Sometimes Laetitia’s tour guests suggested that she select tour destinations mostly because their names would make good limericks rather than because they have notable scenery or historical significance. Laetitia couldn’t think of any other reason for going to Gackle, North Dakota other than that it would give her guests a taste of American small-town life.
Gackle is a town of roughly 300 inhabitants. It’s not an especially lively town, but it has a few bars and pubs where one can pick up the local gossip. Having done her homework before going there, Laetitia was aware that there was a rude meaning for “gackle” when it is used as a verb, but she decided to let her tour group look it up for themselves. It’s so easy these days with the Internet.
At the bar of one of the local pubs, there was an older woman nursing a Manhattan as she flirted with any man who walked by. Most of them were young enough to be her grandsons. After she had gotten tipsy and left with a man her own age, the bartender told Laetitia, “That’s Moll. She used to be a ravishing beauty with stunning black hair. Back then she was the toast of the town, but then she got old.” Moll became the subject of Laetitia’s limerick.
With black hair that gleamed like a grackle

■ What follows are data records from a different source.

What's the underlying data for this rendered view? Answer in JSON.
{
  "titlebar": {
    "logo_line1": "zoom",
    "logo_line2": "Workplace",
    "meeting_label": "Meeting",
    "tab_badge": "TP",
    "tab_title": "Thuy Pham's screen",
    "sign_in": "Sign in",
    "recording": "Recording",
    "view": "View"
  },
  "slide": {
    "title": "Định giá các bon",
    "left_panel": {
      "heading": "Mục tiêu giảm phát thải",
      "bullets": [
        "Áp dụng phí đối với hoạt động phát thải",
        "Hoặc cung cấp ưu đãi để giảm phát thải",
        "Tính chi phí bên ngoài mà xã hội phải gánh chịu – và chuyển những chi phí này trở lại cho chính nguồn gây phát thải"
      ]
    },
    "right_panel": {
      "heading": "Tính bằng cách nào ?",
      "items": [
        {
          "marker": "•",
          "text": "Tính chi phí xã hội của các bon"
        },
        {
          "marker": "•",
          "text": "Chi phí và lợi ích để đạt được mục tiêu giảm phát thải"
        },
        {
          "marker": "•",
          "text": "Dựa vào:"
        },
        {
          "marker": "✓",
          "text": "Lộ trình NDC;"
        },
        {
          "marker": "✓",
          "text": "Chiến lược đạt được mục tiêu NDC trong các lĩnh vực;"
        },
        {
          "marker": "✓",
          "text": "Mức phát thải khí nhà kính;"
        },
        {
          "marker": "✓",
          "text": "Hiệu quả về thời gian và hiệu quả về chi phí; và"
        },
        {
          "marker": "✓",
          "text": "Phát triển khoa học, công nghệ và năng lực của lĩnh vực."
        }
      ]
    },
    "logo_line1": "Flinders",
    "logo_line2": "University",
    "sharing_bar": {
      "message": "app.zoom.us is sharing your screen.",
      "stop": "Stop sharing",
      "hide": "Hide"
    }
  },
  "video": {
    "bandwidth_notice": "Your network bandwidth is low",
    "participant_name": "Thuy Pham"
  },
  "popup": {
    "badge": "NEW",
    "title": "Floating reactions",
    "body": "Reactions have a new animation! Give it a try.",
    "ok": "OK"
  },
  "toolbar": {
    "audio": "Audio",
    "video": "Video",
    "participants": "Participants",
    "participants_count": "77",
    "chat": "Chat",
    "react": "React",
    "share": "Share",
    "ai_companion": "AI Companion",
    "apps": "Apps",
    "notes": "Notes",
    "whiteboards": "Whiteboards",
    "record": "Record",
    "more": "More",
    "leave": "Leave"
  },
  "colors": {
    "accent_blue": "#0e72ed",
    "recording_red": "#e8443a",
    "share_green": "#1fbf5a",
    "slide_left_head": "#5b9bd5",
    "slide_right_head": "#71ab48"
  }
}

Moll was the enchantress of Gackle
But she rued the day
When her tresses turned gray
And her rivals all started to cackle.